→ **WHAT YOU WILL DO**: The expected answer is every line from the material below that has the word "again".

** Opening SUPPLIED INFORMATION block **

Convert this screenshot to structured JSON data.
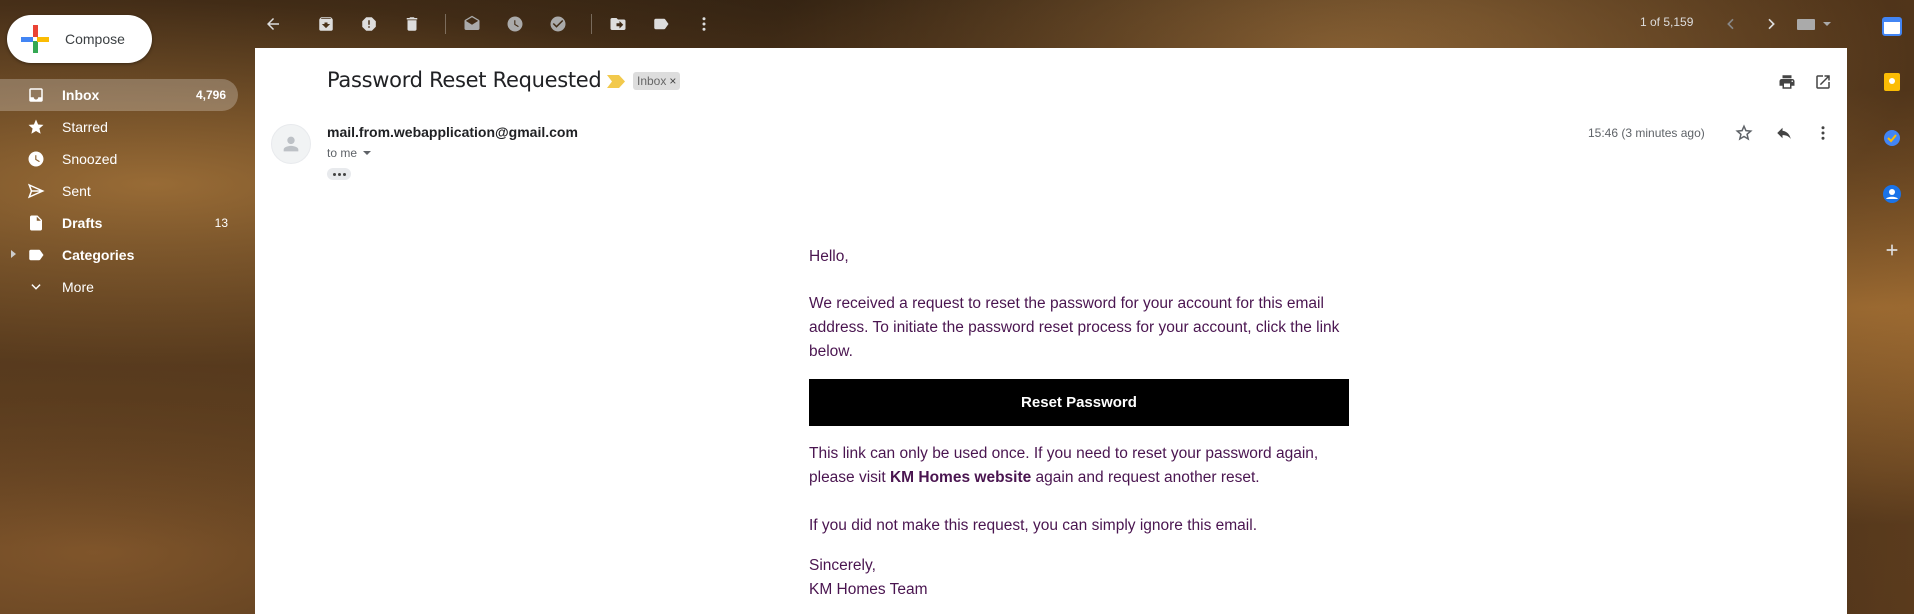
{
  "compose": {
    "label": "Compose",
    "icon": "plus-icon"
  },
  "nav": {
    "items": [
      {
        "label": "Inbox",
        "count": "4,796",
        "icon": "inbox-icon"
      },
      {
        "label": "Starred",
        "count": "",
        "icon": "star-icon"
      },
      {
        "label": "Snoozed",
        "count": "",
        "icon": "clock-icon"
      },
      {
        "label": "Sent",
        "count": "",
        "icon": "send-icon"
      },
      {
        "label": "Drafts",
        "count": "13",
        "icon": "draft-icon"
      },
      {
        "label": "Categories",
        "count": "",
        "icon": "label-icon"
      },
      {
        "label": "More",
        "count": "",
        "icon": "chevron-down-icon"
      }
    ]
  },
  "toolbar": {
    "pager": "1 of 5,159"
  },
  "email": {
    "subject": "Password Reset Requested",
    "label_chip": "Inbox",
    "label_chip_close": "×",
    "sender": "mail.from.webapplication@gmail.com",
    "to": "to me",
    "time": "15:46 (3 minutes ago)",
    "greeting": "Hello,",
    "para1": "We received a request to reset the password for your account for this email address. To initiate the password reset process for your account, click the link below.",
    "button": "Reset Password",
    "para2_pre": "This link can only be used once. If you need to reset your password again, please visit ",
    "para2_link": "KM Homes website",
    "para2_post": " again and request another reset.",
    "para3": "If you did not make this request, you can simply ignore this email.",
    "signoff": "Sincerely,",
    "signature": "KM Homes Team"
  },
  "side_panel": {
    "calendar_day": "31"
  },
  "colors": {
    "body_text": "#4a1550",
    "button_bg": "#000000",
    "important_marker": "#f2c94c"
  }
}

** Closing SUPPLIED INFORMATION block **

→ **TASK ANSWER**:
    "para2_pre": "This link can only be used once. If you need to reset your password again, please visit ",
    "para2_post": " again and request another reset.",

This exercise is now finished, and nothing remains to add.